Citizens Advice Scotland (CAS) has repeated a call for the abolition of the 5 week wait for new Universal Credit claims and the introduction of a non-repayable assessment period grant for everyone claiming Universal Credit to help prevent individuals in Scotland from being dragged into a problem debt cycle.
The Scottish debt charity ran a survey of their clients and found that the wait for a first payment was causing stress and anxiety for those respondents to the survey.
The survey was based on over 600 people who had sought universal credit advice in Scotland between March 2020 and December 2020.
- 70% said they found the application for Universal Credit to be stressful.
- Nearly 50% said they had to borrow or take an advance to get through the 5-week wait.
- Among those that borrowed to get them through the 5-week waiting period until they got their first payment, 65% said they will find it difficult to repay the loan.Single people, homeless people, and people without a final wage were more likely to require loans during the 5-week wait, saddling them with debt before their UC payments have even begun.
- Single-parent families were also more likely to borrow during the five-week wait, meaning children in those families may face significant financial hardship before the first payment.
‘Universal Credit should be a safety net, not an obstacle course’
Speaking on their findings, the Scottish debt charity’s spokesperson Nina Ballantyne advised:
“CAS has long campaigned to end the five-week wait for the first payment, and today’s research shows the considerable detriment it continued to cause people throughout the pandemic.
The five-week wait punishes the most vulnerable; those without savings and without family or friends to borrow from and those who are paid weekly who don’t have a final monthly salary payment to rely on.
Many are also reluctant to take on additional debt.”
As the country continues to recover, the Scottish debt charity further predicted that another influx of Universal Credit claims are expected when access to the Job Retention Scheme (furlough) is removed after September, and with the UK government also cutting the £20 additional payment in October these are worrying times for those most affected by redundancy and furlough due to the financial impact of the Coronavirus pandemic.
From August onwards, the government will reduce their contribution from 80% in June to 60% in August & September with the employer expected to pick up at least the minimal 20% contribution, further causing anxiety for employees and employers alike, particularly in those sectors most affected both pre and post ‘freedom day.’
Getting money and debt advice in Scotland
As well as CAS, you can get impartial help with your money from Money Helper.
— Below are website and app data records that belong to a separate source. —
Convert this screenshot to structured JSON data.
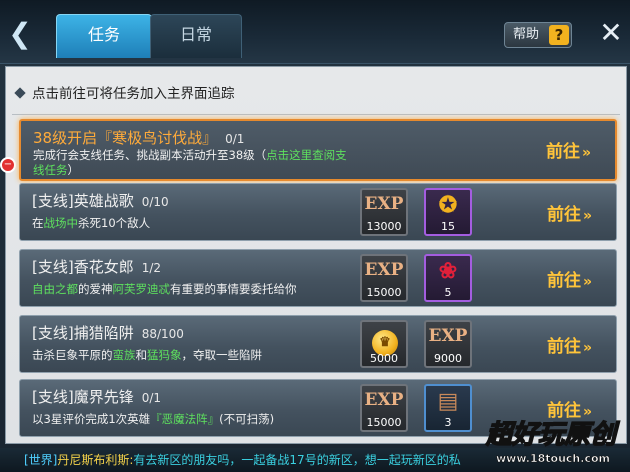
{
  "header": {
    "back_icon": "chevron-left-icon",
    "tabs": [
      {
        "label": "任务",
        "active": true
      },
      {
        "label": "日常",
        "active": false
      }
    ],
    "help_label": "帮助",
    "help_icon": "?",
    "close_icon": "close-icon"
  },
  "panel": {
    "hint": "点击前往可将任务加入主界面追踪",
    "go_label": "前往",
    "go_arrow": "»"
  },
  "quests": [
    {
      "title": "38级开启『寒极鸟讨伐战』",
      "progress": "0/1",
      "desc_parts": [
        {
          "text": "完成行会支线任务、挑战副本活动升至38级（",
          "green": false
        },
        {
          "text": "点击这里查阅支线任务",
          "green": true
        },
        {
          "text": "）",
          "green": false
        }
      ],
      "highlighted": true,
      "rewards": []
    },
    {
      "title": "[支线]英雄战歌",
      "progress": "0/10",
      "desc_parts": [
        {
          "text": "在",
          "green": false
        },
        {
          "text": "战场中",
          "green": true
        },
        {
          "text": "杀死10个敌人",
          "green": false
        }
      ],
      "rewards": [
        {
          "type": "exp",
          "icon": "EXP",
          "amount": "13000"
        },
        {
          "type": "purple",
          "icon": "gold-medal-icon",
          "glyph": "✪",
          "amount": "15"
        }
      ]
    },
    {
      "title": "[支线]香花女郎",
      "progress": "1/2",
      "desc_parts": [
        {
          "text": "自由之都",
          "green": true
        },
        {
          "text": "的爱神",
          "green": false
        },
        {
          "text": "阿芙罗迪忒",
          "green": true
        },
        {
          "text": "有重要的事情要委托给你",
          "green": false
        }
      ],
      "rewards": [
        {
          "type": "exp",
          "icon": "EXP",
          "amount": "15000"
        },
        {
          "type": "purple",
          "icon": "red-rose-icon",
          "glyph": "❀",
          "amount": "5"
        }
      ]
    },
    {
      "title": "[支线]捕猎陷阱",
      "progress": "88/100",
      "desc_parts": [
        {
          "text": "击杀巨象平原的",
          "green": false
        },
        {
          "text": "蛮族",
          "green": true
        },
        {
          "text": "和",
          "green": false
        },
        {
          "text": "猛犸象",
          "green": true
        },
        {
          "text": "，夺取一些陷阱",
          "green": false
        }
      ],
      "rewards": [
        {
          "type": "exp",
          "icon": "gold-coin-icon",
          "glyph": "♛",
          "amount": "5000"
        },
        {
          "type": "exp",
          "icon": "EXP",
          "amount": "9000"
        }
      ]
    },
    {
      "title": "[支线]魔界先锋",
      "progress": "0/1",
      "desc_parts": [
        {
          "text": "以3星评价完成1次英雄",
          "green": false
        },
        {
          "text": "『恶魔法阵』",
          "green": true
        },
        {
          "text": "(不可扫荡)",
          "green": false
        }
      ],
      "rewards": [
        {
          "type": "exp",
          "icon": "EXP",
          "amount": "15000"
        },
        {
          "type": "blue",
          "icon": "scroll-book-icon",
          "glyph": "▤",
          "amount": "3"
        }
      ]
    }
  ],
  "chat": {
    "channel": "[世界]",
    "name": "丹尼斯布利斯:",
    "message": "有去新区的朋友吗，一起备战17号的新区，想一起玩新区的私"
  },
  "watermark": {
    "logo": "超好玩原创",
    "url": "www.18touch.com"
  }
}
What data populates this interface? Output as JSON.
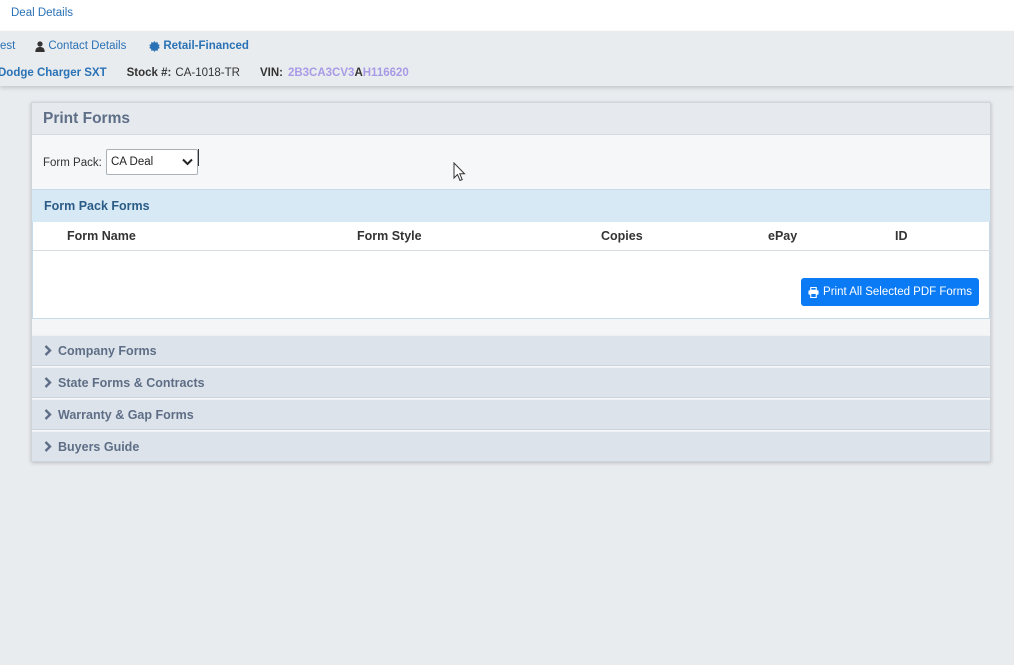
{
  "topbar": {
    "breadcrumb": "Deal Details"
  },
  "nav": {
    "partial_item": "est",
    "contact_details": "Contact Details",
    "deal_type": "Retail-Financed"
  },
  "vehicle": {
    "name": "Dodge Charger SXT",
    "stock_label": "Stock #:",
    "stock_value": "CA-1018-TR",
    "vin_label": "VIN:",
    "vin_part1": "2B3CA3CV3",
    "vin_part2": "A",
    "vin_part3": "H116620"
  },
  "print_forms": {
    "title": "Print Forms",
    "form_pack_label": "Form Pack:",
    "form_pack_selected": "CA Deal",
    "form_pack_forms_title": "Form Pack Forms",
    "columns": [
      "Form Name",
      "Form Style",
      "Copies",
      "ePay",
      "ID"
    ],
    "print_button": "Print All Selected PDF Forms",
    "sections": [
      "Company Forms",
      "State Forms & Contracts",
      "Warranty & Gap Forms",
      "Buyers Guide"
    ]
  },
  "colors": {
    "link": "#2a72b5",
    "primary_button": "#0a7bf4",
    "section_text": "#5e6e86",
    "vin_highlight": "#a79be6"
  }
}
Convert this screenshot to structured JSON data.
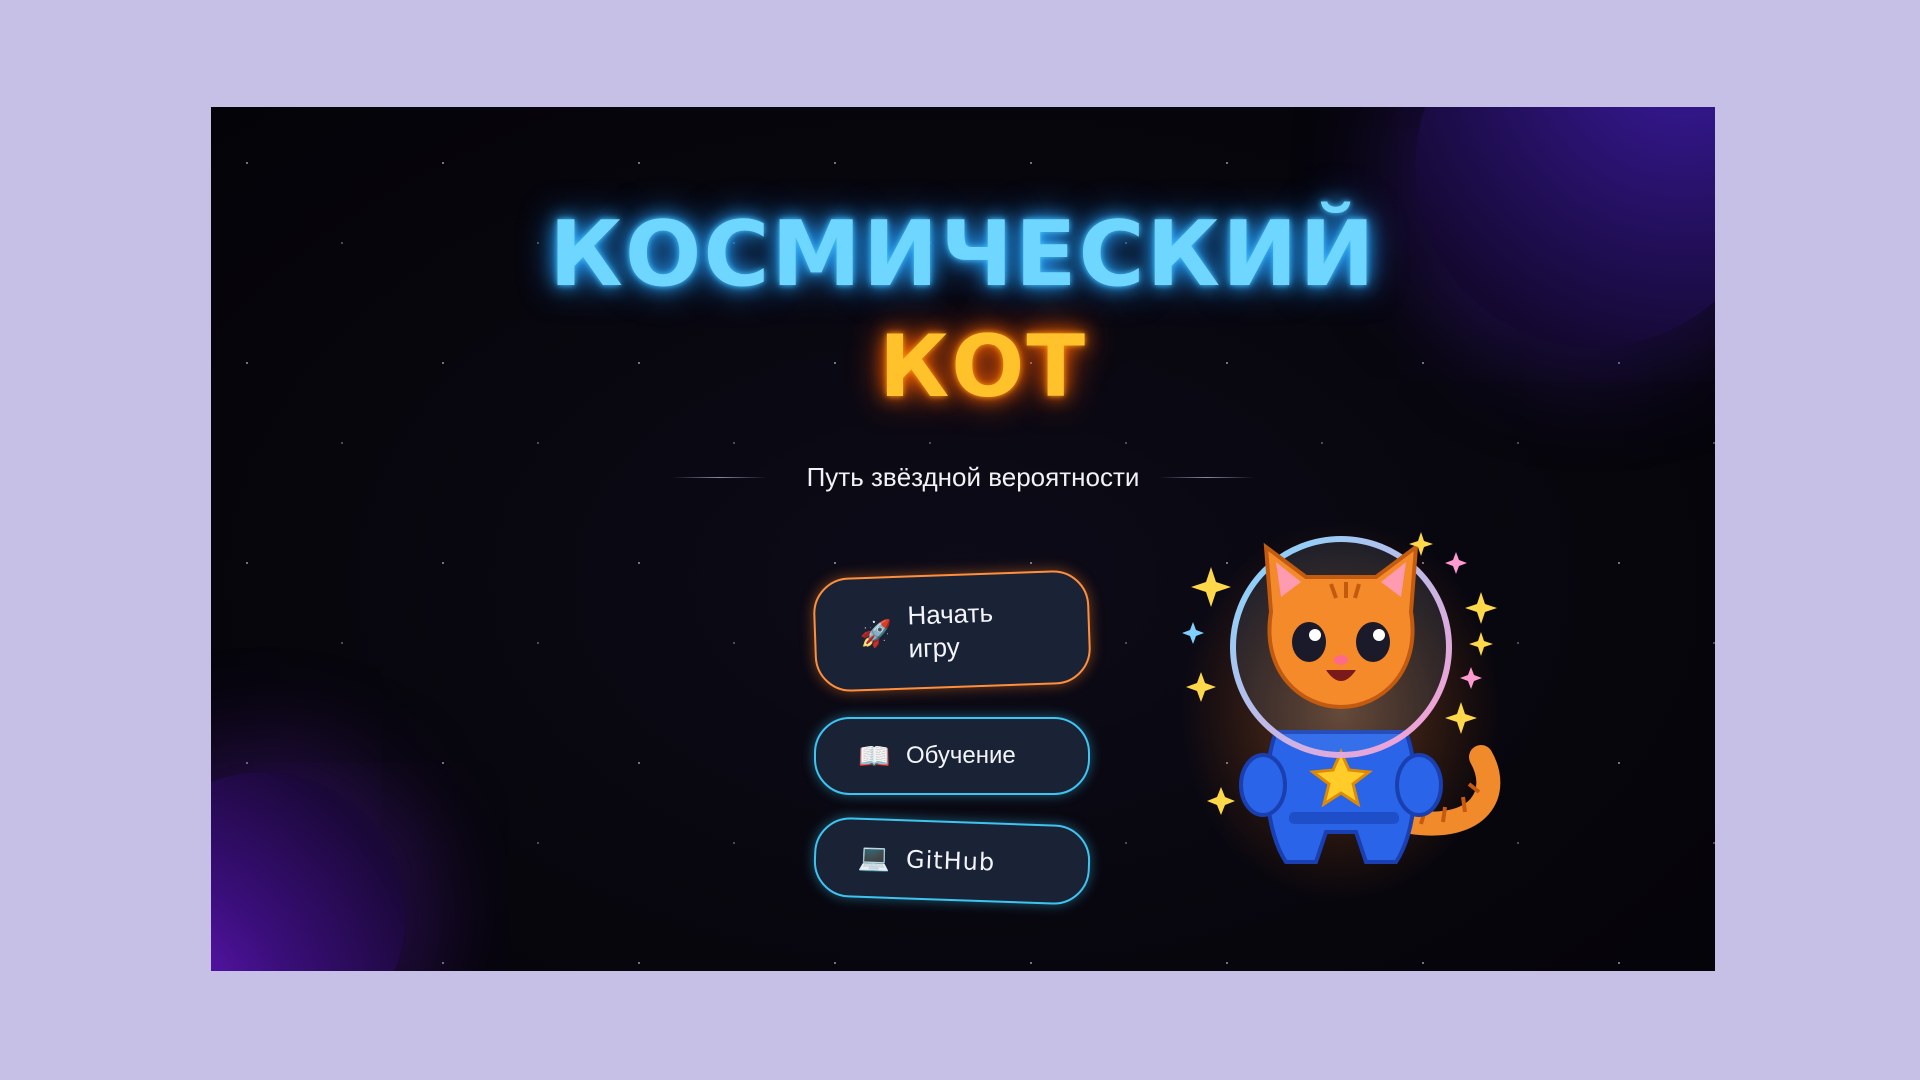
{
  "title": {
    "line1": "КОСМИЧЕСКИЙ",
    "line2": "КОТ"
  },
  "subtitle": "Путь звёздной вероятности",
  "menu": {
    "start": {
      "icon": "rocket-icon",
      "glyph": "🚀",
      "label": "Начать игру"
    },
    "tutorial": {
      "icon": "book-icon",
      "glyph": "📖",
      "label": "Обучение"
    },
    "github": {
      "icon": "laptop-icon",
      "glyph": "💻",
      "label": "GitHub"
    }
  },
  "colors": {
    "title_line1": "#6fd6ff",
    "title_line2": "#ffc22a",
    "start_border": "#ff8f3c",
    "secondary_border": "#3ec4f0",
    "background": "#07060d"
  }
}
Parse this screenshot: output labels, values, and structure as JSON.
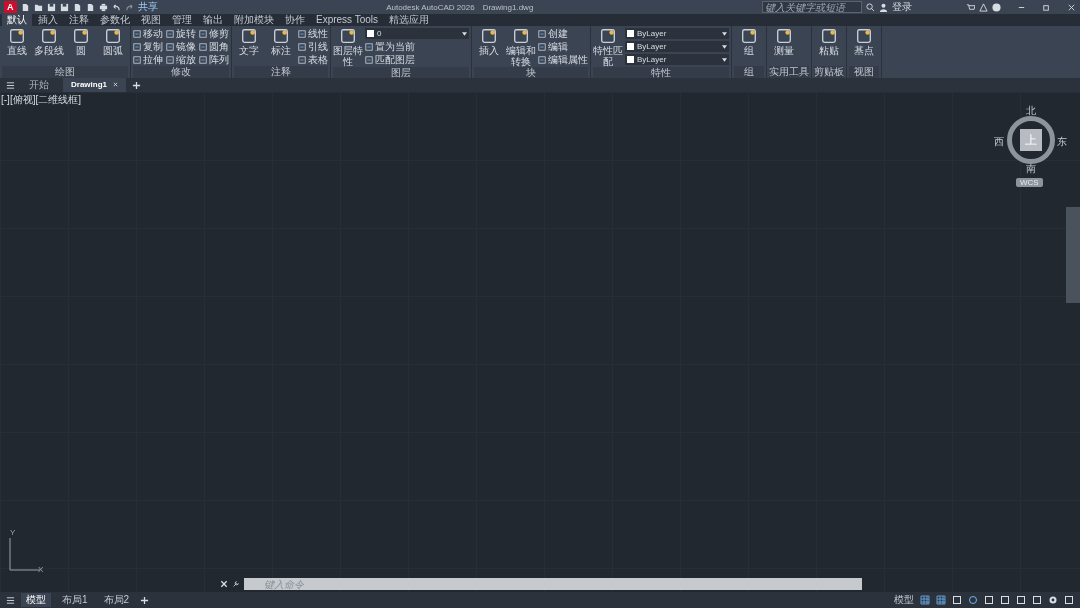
{
  "title_bar": {
    "app_letter": "A",
    "share": "共享",
    "title": "Autodesk AutoCAD 2026",
    "file": "Drawing1.dwg",
    "search": {
      "placeholder": "键入关键字或短语"
    },
    "sign_in": "登录"
  },
  "ribbon_tabs": [
    {
      "label": "默认",
      "selected": true
    },
    {
      "label": "插入",
      "selected": false
    },
    {
      "label": "注释",
      "selected": false
    },
    {
      "label": "参数化",
      "selected": false
    },
    {
      "label": "视图",
      "selected": false
    },
    {
      "label": "管理",
      "selected": false
    },
    {
      "label": "输出",
      "selected": false
    },
    {
      "label": "附加模块",
      "selected": false
    },
    {
      "label": "协作",
      "selected": false
    },
    {
      "label": "Express Tools",
      "selected": false
    },
    {
      "label": "精选应用",
      "selected": false
    }
  ],
  "panels": [
    {
      "title": "绘图",
      "tools": [
        {
          "kind": "large",
          "label": "直线"
        },
        {
          "kind": "large",
          "label": "多段线"
        },
        {
          "kind": "large",
          "label": "圆"
        },
        {
          "kind": "large",
          "label": "圆弧"
        }
      ]
    },
    {
      "title": "修改",
      "tools": [
        {
          "kind": "small",
          "label": "移动"
        },
        {
          "kind": "small",
          "label": "复制"
        },
        {
          "kind": "small",
          "label": "拉伸"
        },
        {
          "kind": "small",
          "label": "旋转"
        },
        {
          "kind": "small",
          "label": "镜像"
        },
        {
          "kind": "small",
          "label": "缩放"
        },
        {
          "kind": "small",
          "label": "修剪"
        },
        {
          "kind": "small",
          "label": "圆角"
        },
        {
          "kind": "small",
          "label": "阵列"
        }
      ]
    },
    {
      "title": "注释",
      "tools": [
        {
          "kind": "large",
          "label": "文字"
        },
        {
          "kind": "large",
          "label": "标注"
        },
        {
          "kind": "small",
          "label": "线性"
        },
        {
          "kind": "small",
          "label": "引线"
        },
        {
          "kind": "small",
          "label": "表格"
        }
      ]
    },
    {
      "title": "图层",
      "tools": [
        {
          "kind": "large",
          "label": "图层特性"
        },
        {
          "kind": "dropdown",
          "value": "0"
        },
        {
          "kind": "small",
          "label": "置为当前"
        },
        {
          "kind": "small",
          "label": "匹配图层"
        }
      ]
    },
    {
      "title": "块",
      "tools": [
        {
          "kind": "large",
          "label": "插入"
        },
        {
          "kind": "large",
          "label": "编辑和转换"
        },
        {
          "kind": "small",
          "label": "创建"
        },
        {
          "kind": "small",
          "label": "编辑"
        },
        {
          "kind": "small",
          "label": "编辑属性"
        }
      ]
    },
    {
      "title": "特性",
      "tools": [
        {
          "kind": "large",
          "label": "特性匹配"
        },
        {
          "kind": "dropdown",
          "value": "ByLayer"
        },
        {
          "kind": "dropdown",
          "value": "ByLayer"
        },
        {
          "kind": "dropdown",
          "value": "ByLayer"
        }
      ]
    },
    {
      "title": "组",
      "tools": [
        {
          "kind": "large",
          "label": "组"
        }
      ]
    },
    {
      "title": "实用工具",
      "tools": [
        {
          "kind": "large",
          "label": "测量"
        }
      ]
    },
    {
      "title": "剪贴板",
      "tools": [
        {
          "kind": "large",
          "label": "粘贴"
        }
      ]
    },
    {
      "title": "视图",
      "tools": [
        {
          "kind": "large",
          "label": "基点"
        }
      ]
    }
  ],
  "file_tabs": [
    {
      "label": "开始",
      "selected": false
    },
    {
      "label": "Drawing1",
      "selected": true
    }
  ],
  "viewport": {
    "label": "[-][俯视][二维线框]"
  },
  "viewcube": {
    "north": "北",
    "south": "南",
    "east": "东",
    "west": "西",
    "top": "上",
    "wcs": "WCS"
  },
  "ucs": {
    "x": "X",
    "y": "Y"
  },
  "command_line": {
    "placeholder": "键入命令"
  },
  "layout_tabs": [
    {
      "label": "模型",
      "selected": true
    },
    {
      "label": "布局1",
      "selected": false
    },
    {
      "label": "布局2",
      "selected": false
    }
  ],
  "status_bar": {
    "space": "模型"
  }
}
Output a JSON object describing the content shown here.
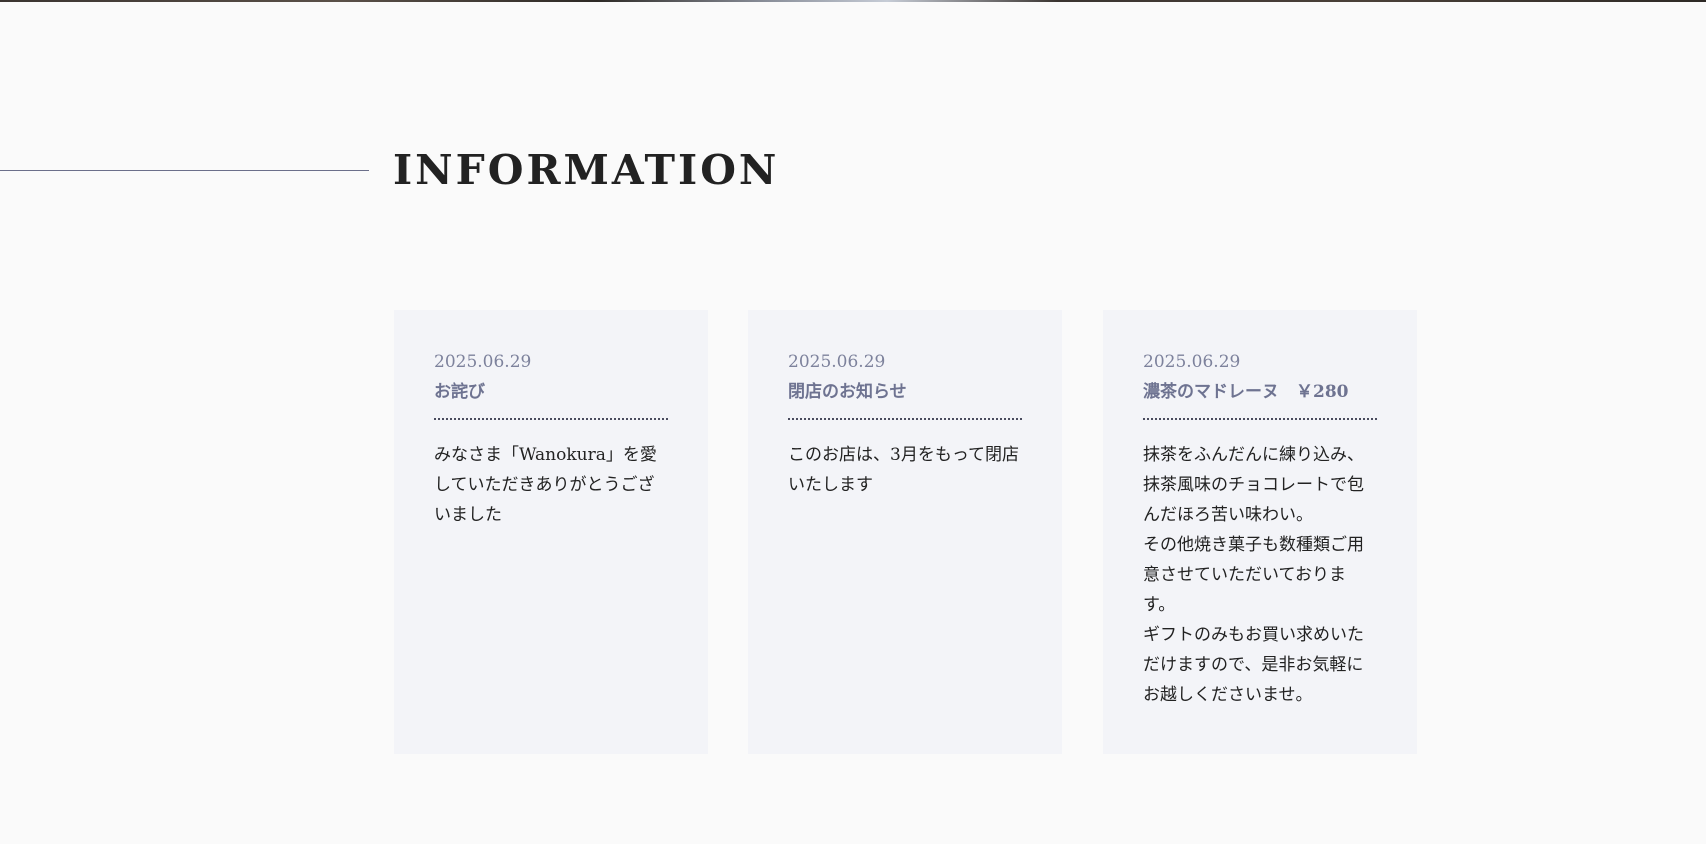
{
  "section": {
    "heading": "INFORMATION"
  },
  "cards": [
    {
      "date": "2025.06.29",
      "title": "お詫び",
      "body": "みなさま「Wanokura」を愛していただきありがとうございました"
    },
    {
      "date": "2025.06.29",
      "title": "閉店のお知らせ",
      "body": "このお店は、3月をもって閉店いたします"
    },
    {
      "date": "2025.06.29",
      "title": "濃茶のマドレーヌ　￥280",
      "body": "抹茶をふんだんに練り込み、抹茶風味のチョコレートで包んだほろ苦い味わい。\nその他焼き菓子も数種類ご用意させていただいております。\nギフトのみもお買い求めいただけますので、是非お気軽にお越しくださいませ。"
    }
  ]
}
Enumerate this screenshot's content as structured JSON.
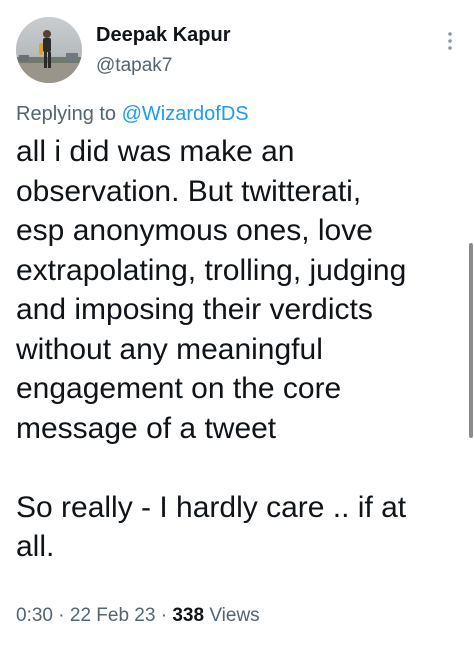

By using the free services offered by either CAS or Money Helper, you can get guidance on a range of issues from benefits, pension and retirement and housing advice.
If you are worried about your finances and in need of help with debt, the best advice is to not ignore the situation and try to deal with the debt issue as soon as you possibly can.
If you’re unable to contact the people you owe money to and make your own arrangements, then you should seek advice from an experienced debt advisor in order to understand the severity of your situation, and any possible options available to help you deal with your debt.
As Scotland’s leading debt solution company on Trustpilot with over 7,000 reviews, we are in a position to advise you on the advantages and disadvantages of formal debt solutions such as Trust Deeds, the Debt Arrangement Scheme (DAS) and alternatives such as Sequestration and the Minimal Asset Process route into Sequestration.
Our experienced debt advisors provide tailored debt advice and every year guide many Scots towards life after debt.